[Dataset rows describing interfaces]
*****
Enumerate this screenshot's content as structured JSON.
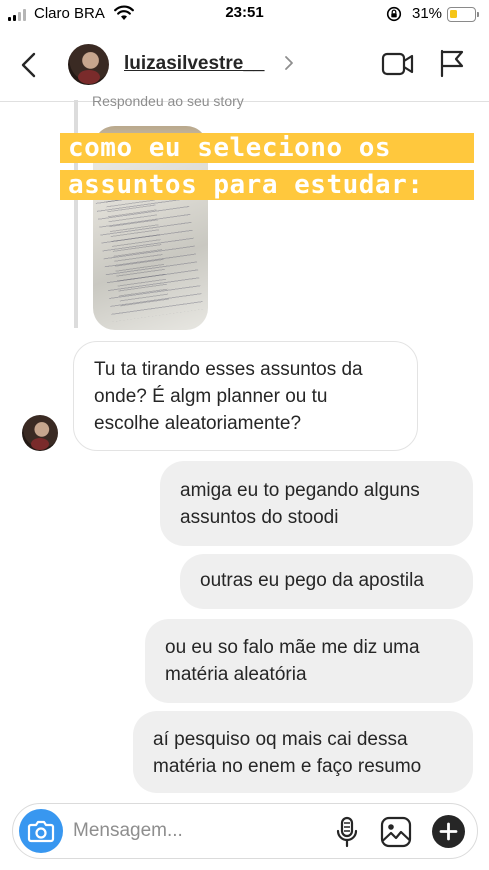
{
  "status_bar": {
    "carrier": "Claro BRA",
    "time": "23:51",
    "battery_percent": "31%",
    "battery_level": 0.31,
    "icons": [
      "signal-icon",
      "wifi-icon",
      "rotation-lock-icon",
      "battery-icon"
    ]
  },
  "header": {
    "username": "luizasilvestre__",
    "icons": [
      "back-chevron-icon",
      "chevron-right-icon",
      "video-call-icon",
      "flag-icon"
    ]
  },
  "story_reply": {
    "label": "Respondeu ao seu story",
    "caption_line_1": "como eu seleciono os",
    "caption_line_2": "assuntos para estudar:",
    "caption_bg_color": "#ffc83d"
  },
  "messages": [
    {
      "direction": "incoming",
      "lines": [
        "Tu ta tirando esses assuntos da",
        "onde? É algm planner ou tu",
        "escolhe aleatoriamente?"
      ]
    },
    {
      "direction": "outgoing",
      "lines": [
        "amiga eu to pegando alguns",
        "assuntos do stoodi"
      ]
    },
    {
      "direction": "outgoing",
      "lines": [
        "outras eu pego da apostila"
      ]
    },
    {
      "direction": "outgoing",
      "lines": [
        "ou eu so falo mãe me diz uma",
        "matéria aleatória"
      ]
    },
    {
      "direction": "outgoing",
      "lines": [
        "aí pesquiso oq mais cai dessa",
        "matéria no enem e faço resumo"
      ]
    }
  ],
  "composer": {
    "placeholder": "Mensagem...",
    "value": "",
    "icons": [
      "camera-icon",
      "microphone-icon",
      "gallery-icon",
      "plus-icon"
    ],
    "accent_color": "#3897f0"
  }
}
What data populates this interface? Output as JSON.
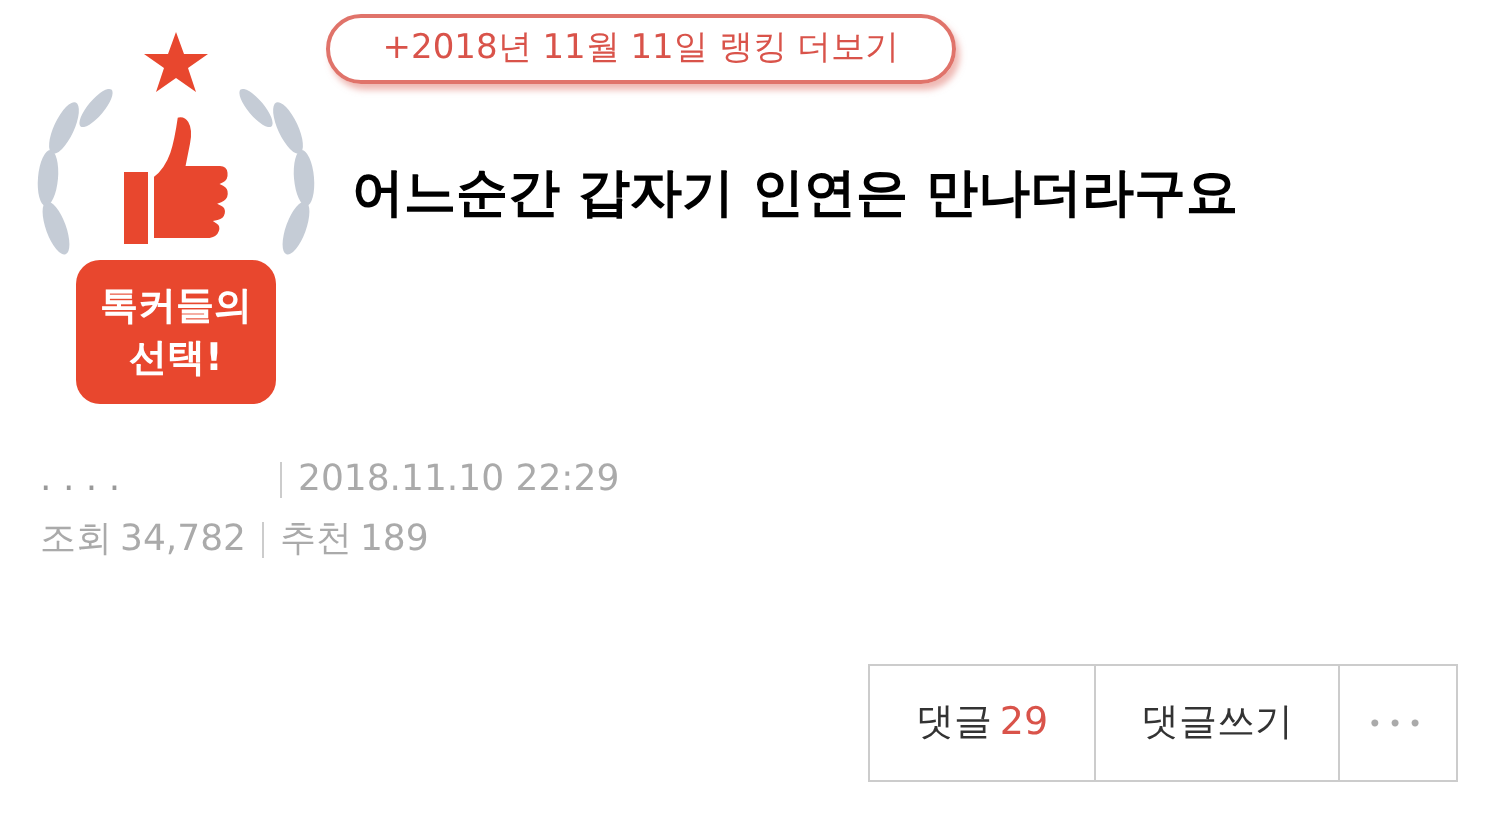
{
  "badge": {
    "lines": [
      "톡커들의",
      "선택!"
    ]
  },
  "ranking_link": "+2018년 11월 11일 랭킹 더보기",
  "title": "어느순간 갑자기 인연은 만나더라구요",
  "meta": {
    "author": ". . . .",
    "date": "2018.11.10 22:29",
    "views_label": "조회",
    "views": "34,782",
    "likes_label": "추천",
    "likes": "189"
  },
  "actions": {
    "comments_label": "댓글",
    "comments_count": "29",
    "write_comment": "댓글쓰기",
    "more": "•••"
  }
}
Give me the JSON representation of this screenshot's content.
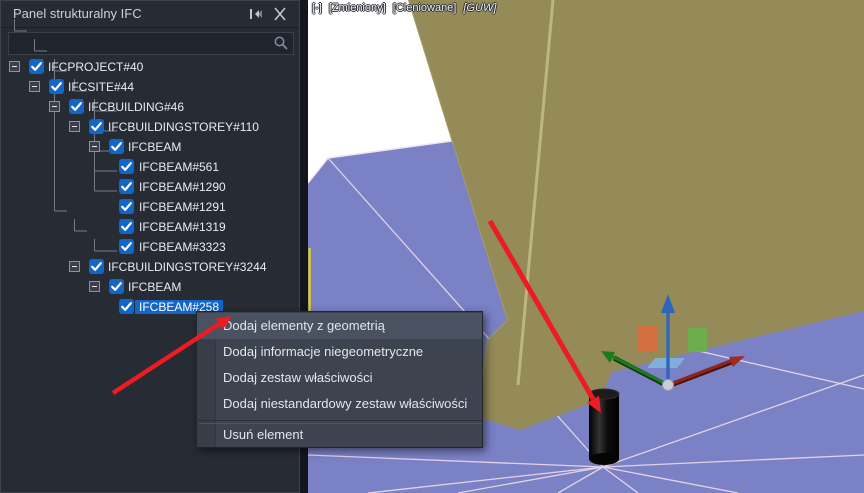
{
  "panel": {
    "title": "Panel strukturalny IFC",
    "search": {
      "value": "",
      "placeholder": ""
    }
  },
  "tree": {
    "items": [
      {
        "label": "IFCPROJECT#40",
        "level": 0,
        "expandable": true,
        "checked": true,
        "selected": false
      },
      {
        "label": "IFCSITE#44",
        "level": 1,
        "expandable": true,
        "checked": true,
        "selected": false
      },
      {
        "label": "IFCBUILDING#46",
        "level": 2,
        "expandable": true,
        "checked": true,
        "selected": false
      },
      {
        "label": "IFCBUILDINGSTOREY#110",
        "level": 3,
        "expandable": true,
        "checked": true,
        "selected": false
      },
      {
        "label": "IFCBEAM",
        "level": 4,
        "expandable": true,
        "checked": true,
        "selected": false
      },
      {
        "label": "IFCBEAM#561",
        "level": 5,
        "expandable": false,
        "checked": true,
        "selected": false
      },
      {
        "label": "IFCBEAM#1290",
        "level": 5,
        "expandable": false,
        "checked": true,
        "selected": false
      },
      {
        "label": "IFCBEAM#1291",
        "level": 5,
        "expandable": false,
        "checked": true,
        "selected": false
      },
      {
        "label": "IFCBEAM#1319",
        "level": 5,
        "expandable": false,
        "checked": true,
        "selected": false
      },
      {
        "label": "IFCBEAM#3323",
        "level": 5,
        "expandable": false,
        "checked": true,
        "selected": false
      },
      {
        "label": "IFCBUILDINGSTOREY#3244",
        "level": 3,
        "expandable": true,
        "checked": true,
        "selected": false
      },
      {
        "label": "IFCBEAM",
        "level": 4,
        "expandable": true,
        "checked": true,
        "selected": false
      },
      {
        "label": "IFCBEAM#258",
        "level": 5,
        "expandable": false,
        "checked": true,
        "selected": true
      }
    ]
  },
  "context_menu": {
    "items": [
      {
        "label": "Dodaj elementy z geometrią",
        "highlighted": true
      },
      {
        "label": "Dodaj informacje niegeometryczne",
        "highlighted": false
      },
      {
        "label": "Dodaj zestaw właściwości",
        "highlighted": false
      },
      {
        "label": "Dodaj niestandardowy zestaw właściwości",
        "highlighted": false
      },
      {
        "label": "Usuń element",
        "highlighted": false
      }
    ],
    "separator_before": "Usuń element"
  },
  "viewport": {
    "status_parts": [
      "[-]",
      "[Zmieniony]",
      "[Cieniowane]",
      "[GUW]"
    ]
  },
  "colors": {
    "selection_blue": "#1266c8",
    "checkbox_blue": "#1266c8",
    "annotation_red": "#ec1b24",
    "beam_olive": "#948b58",
    "ground_plane": "#7a81c5",
    "menu_bg": "#3e4350",
    "panel_bg": "#272b34",
    "axis_x_red": "#8f261d",
    "axis_y_green": "#1c7a1c",
    "axis_z_blue": "#2f66bd"
  }
}
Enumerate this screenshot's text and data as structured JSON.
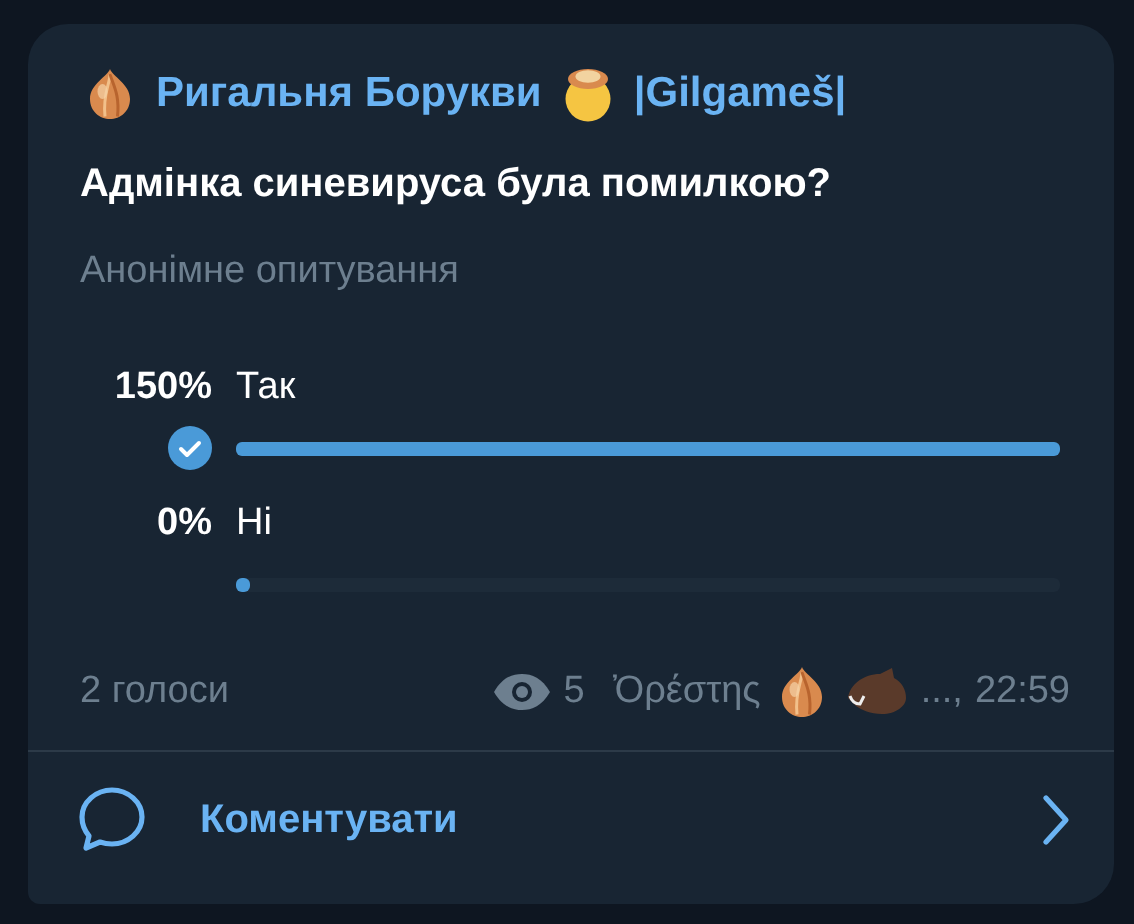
{
  "message": {
    "sender": {
      "name": "Ригальня Борукви",
      "suffix": "|Gilgameš|"
    },
    "poll": {
      "question": "Адмінка синевируса була помилкою?",
      "type_label": "Анонімне опитування",
      "options": [
        {
          "percent": "150%",
          "label": "Так",
          "level": 1,
          "selected": true
        },
        {
          "percent": "0%",
          "label": "Ні",
          "level": 0,
          "selected": false
        }
      ],
      "votes": "2 голоси"
    },
    "views": "5",
    "author": "Ὀρέστης",
    "author_tail": "...,",
    "time": "22:59"
  },
  "comments": {
    "label": "Коментувати"
  }
}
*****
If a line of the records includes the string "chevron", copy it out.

* **RESULT**
      "back-chevron-icon",
      "chevron-right-icon",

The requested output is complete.